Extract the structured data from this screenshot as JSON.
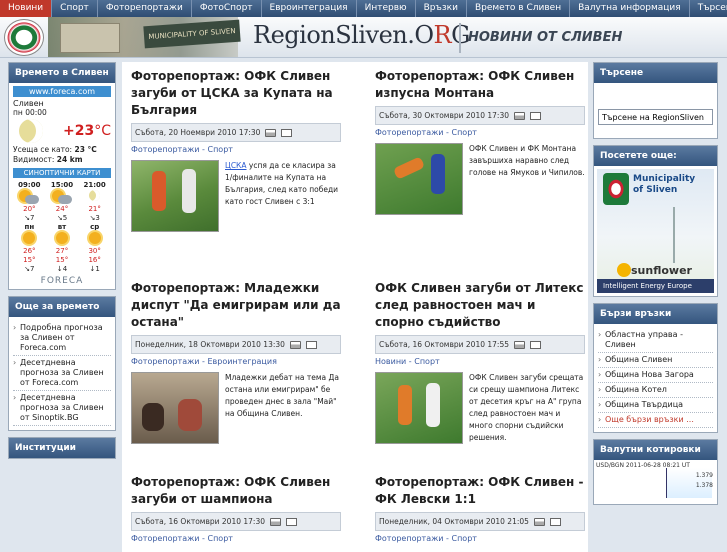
{
  "nav": [
    "Новини",
    "Спорт",
    "Фоторепортажи",
    "ФотоСпорт",
    "Евроинтеграция",
    "Интервю",
    "Връзки",
    "Времето в Сливен",
    "Валутна информация",
    "Търсене"
  ],
  "header": {
    "logo_main": "RegionSliven.O",
    "logo_r": "R",
    "logo_end": "G",
    "tagline": "НОВИНИ ОТ СЛИВЕН",
    "sign": "MUNICIPALITY OF SLIVEN"
  },
  "weather": {
    "title": "Времето в Сливен",
    "source": "www.foreca.com",
    "city": "Сливен",
    "time": "пн 00:00",
    "temp": "+23",
    "unit": "°C",
    "feels_label": "Усеща се като:",
    "feels": "23 °C",
    "vis_label": "Видимост:",
    "vis": "24 km",
    "synoptic": "СИНОПТИЧНИ КАРТИ",
    "hours": [
      "09:00",
      "15:00",
      "21:00"
    ],
    "hour_temps": [
      "20°",
      "24°",
      "21°"
    ],
    "hour_wind": [
      "↘7",
      "↘5",
      "↘3"
    ],
    "days": [
      "пн",
      "вт",
      "ср"
    ],
    "day_hi": [
      "26°",
      "27°",
      "30°"
    ],
    "day_lo": [
      "15°",
      "15°",
      "16°"
    ],
    "day_wind": [
      "↘7",
      "↓4",
      "↓1"
    ],
    "brand": "FORECA"
  },
  "more_weather": {
    "title": "Още за времето ...",
    "items": [
      "Подробна прогноза за Сливен от Foreca.com",
      "Десетдневна прогноза за Сливен от Foreca.com",
      "Десетдневна прогноза за Сливен от Sinoptik.BG"
    ]
  },
  "bottom_left": "Институции",
  "articles": [
    {
      "title": "Фоторепортаж: ОФК Сливен загуби от ЦСКА за Купата на България",
      "date": "Събота, 20 Ноември 2010 17:30",
      "cat": "Фоторепортажи - Спорт",
      "lnk": "ЦСКА",
      "text": " успя да се класира за 1/финалите на Купата на България, след като победи като гост Сливен с 3:1"
    },
    {
      "title": "Фоторепортаж: ОФК Сливен изпусна Монтана",
      "date": "Събота, 30 Октомври 2010 17:30",
      "cat": "Фоторепортажи - Спорт",
      "lnk": "",
      "text": "ОФК Сливен и ФК Монтана завършиха наравно след голове на Ямуков и Чипилов."
    },
    {
      "title": "Фоторепортаж: Младежки диспут \"Да емигрирам или да остана\"",
      "date": "Понеделник, 18 Октомври 2010 13:30",
      "cat": "Фоторепортажи - Евроинтеграция",
      "lnk": "",
      "text": "Младежки дебат на тема  Да остана или емигрирам\" бе проведен днес в зала \"Май\" на Община Сливен."
    },
    {
      "title": "ОФК Сливен загуби от Литекс след равностоен мач и спорно съдийство",
      "date": "Събота, 16 Октомври 2010 17:55",
      "cat": "Новини - Спорт",
      "lnk": "",
      "text": "ОФК Сливен загуби срещата си срещу шампиона Литекс от десетия кръг на А\" група след равностоен мач и много спорни съдийски решения."
    },
    {
      "title": "Фоторепортаж: ОФК Сливен загуби от шампиона",
      "date": "Събота, 16 Октомври 2010 17:30",
      "cat": "Фоторепортажи - Спорт",
      "lnk": "",
      "text": ""
    },
    {
      "title": "Фоторепортаж: ОФК Сливен - ФК Левски 1:1",
      "date": "Понеделник, 04 Октомври 2010 21:05",
      "cat": "Фоторепортажи - Спорт",
      "lnk": "",
      "text": ""
    }
  ],
  "search": {
    "title": "Търсене",
    "placeholder": "Търсене на RegionSliven"
  },
  "visit": {
    "title": "Посетете още:",
    "banner_l1": "Municipality",
    "banner_l2": "of Sliven",
    "banner_sf": "sunflower",
    "banner_ie": "Intelligent Energy  Europe"
  },
  "quick": {
    "title": "Бързи връзки",
    "items": [
      "Областна управа - Сливен",
      "Община Сливен",
      "Община Нова Загора",
      "Община Котел",
      "Община Твърдица",
      "Още бързи връзки ..."
    ]
  },
  "fx": {
    "title": "Валутни котировки",
    "label": "USD/BGN 2011-06-28 08:21 UT",
    "v1": "1.379",
    "v2": "1.378"
  },
  "colors": {
    "accent": "#c0392b",
    "header_blue": "#34557e",
    "link": "#2a5ad0"
  }
}
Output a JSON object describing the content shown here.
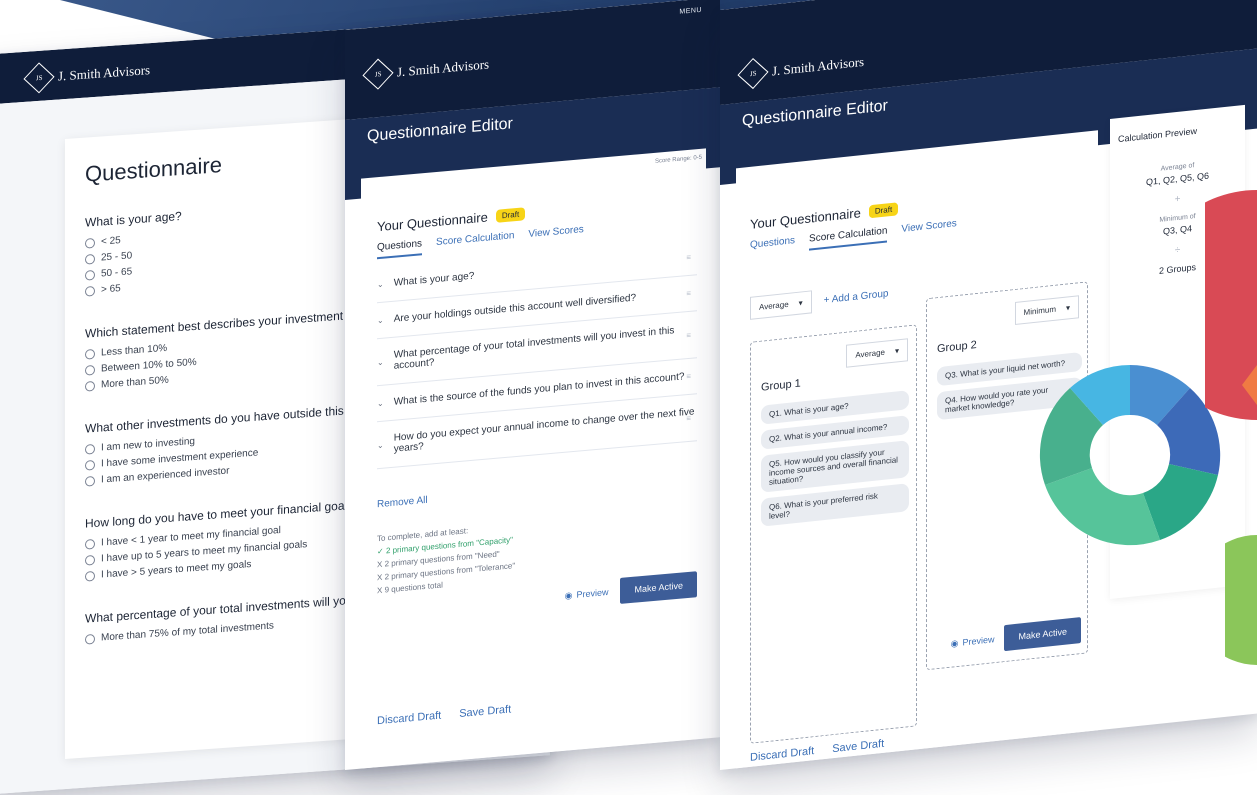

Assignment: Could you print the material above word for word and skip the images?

Result:
Extract the structured data from this screenshot as JSON.
{
  "nav": [
    "Новини",
    "Спорт",
    "Фоторепортажи",
    "ФотоСпорт",
    "Евроинтеграция",
    "Интервю",
    "Връзки",
    "Времето в Сливен",
    "Валутна информация",
    "Търсене"
  ],
  "header": {
    "logo_main": "RegionSliven.O",
    "logo_r": "R",
    "logo_end": "G",
    "tagline": "НОВИНИ ОТ СЛИВЕН",
    "sign": "MUNICIPALITY OF SLIVEN"
  },
  "weather": {
    "title": "Времето в Сливен",
    "source": "www.foreca.com",
    "city": "Сливен",
    "time": "пн 00:00",
    "temp": "+23",
    "unit": "°C",
    "feels_label": "Усеща се като:",
    "feels": "23 °C",
    "vis_label": "Видимост:",
    "vis": "24 km",
    "synoptic": "СИНОПТИЧНИ КАРТИ",
    "hours": [
      "09:00",
      "15:00",
      "21:00"
    ],
    "hour_temps": [
      "20°",
      "24°",
      "21°"
    ],
    "hour_wind": [
      "↘7",
      "↘5",
      "↘3"
    ],
    "days": [
      "пн",
      "вт",
      "ср"
    ],
    "day_hi": [
      "26°",
      "27°",
      "30°"
    ],
    "day_lo": [
      "15°",
      "15°",
      "16°"
    ],
    "day_wind": [
      "↘7",
      "↓4",
      "↓1"
    ],
    "brand": "FORECA"
  },
  "more_weather": {
    "title": "Още за времето ...",
    "items": [
      "Подробна прогноза за Сливен от Foreca.com",
      "Десетдневна прогноза за Сливен от Foreca.com",
      "Десетдневна прогноза за Сливен от Sinoptik.BG"
    ]
  },
  "bottom_left": "Институции",
  "articles": [
    {
      "title": "Фоторепортаж: ОФК Сливен загуби от ЦСКА за Купата на България",
      "date": "Събота, 20 Ноември 2010 17:30",
      "cat": "Фоторепортажи - Спорт",
      "lnk": "ЦСКА",
      "text": " успя да се класира за 1/финалите на Купата на България, след като победи като гост Сливен с 3:1"
    },
    {
      "title": "Фоторепортаж: ОФК Сливен изпусна Монтана",
      "date": "Събота, 30 Октомври 2010 17:30",
      "cat": "Фоторепортажи - Спорт",
      "lnk": "",
      "text": "ОФК Сливен и ФК Монтана завършиха наравно след голове на Ямуков и Чипилов."
    },
    {
      "title": "Фоторепортаж: Младежки диспут \"Да емигрирам или да остана\"",
      "date": "Понеделник, 18 Октомври 2010 13:30",
      "cat": "Фоторепортажи - Евроинтеграция",
      "lnk": "",
      "text": "Младежки дебат на тема  Да остана или емигрирам\" бе проведен днес в зала \"Май\" на Община Сливен."
    },
    {
      "title": "ОФК Сливен загуби от Литекс след равностоен мач и спорно съдийство",
      "date": "Събота, 16 Октомври 2010 17:55",
      "cat": "Новини - Спорт",
      "lnk": "",
      "text": "ОФК Сливен загуби срещата си срещу шампиона Литекс от десетия кръг на А\" група след равностоен мач и много спорни съдийски решения."
    },
    {
      "title": "Фоторепортаж: ОФК Сливен загуби от шампиона",
      "date": "Събота, 16 Октомври 2010 17:30",
      "cat": "Фоторепортажи - Спорт",
      "lnk": "",
      "text": ""
    },
    {
      "title": "Фоторепортаж: ОФК Сливен - ФК Левски 1:1",
      "date": "Понеделник, 04 Октомври 2010 21:05",
      "cat": "Фоторепортажи - Спорт",
      "lnk": "",
      "text": ""
    }
  ],
  "search": {
    "title": "Търсене",
    "placeholder": "Търсене на RegionSliven"
  },
  "visit": {
    "title": "Посетете още:",
    "banner_l1": "Municipality",
    "banner_l2": "of Sliven",
    "banner_sf": "sunflower",
    "banner_ie": "Intelligent Energy  Europe"
  },
  "quick": {
    "title": "Бързи връзки",
    "items": [
      "Областна управа - Сливен",
      "Община Сливен",
      "Община Нова Загора",
      "Община Котел",
      "Община Твърдица",
      "Още бързи връзки ..."
    ]
  },
  "fx": {
    "title": "Валутни котировки",
    "label": "USD/BGN 2011-06-28 08:21 UT",
    "v1": "1.379",
    "v2": "1.378"
  },
  "colors": {
    "accent": "#c0392b",
    "header_blue": "#34557e",
    "link": "#2a5ad0"
  }
}
Output a JSON object describing the content shown here.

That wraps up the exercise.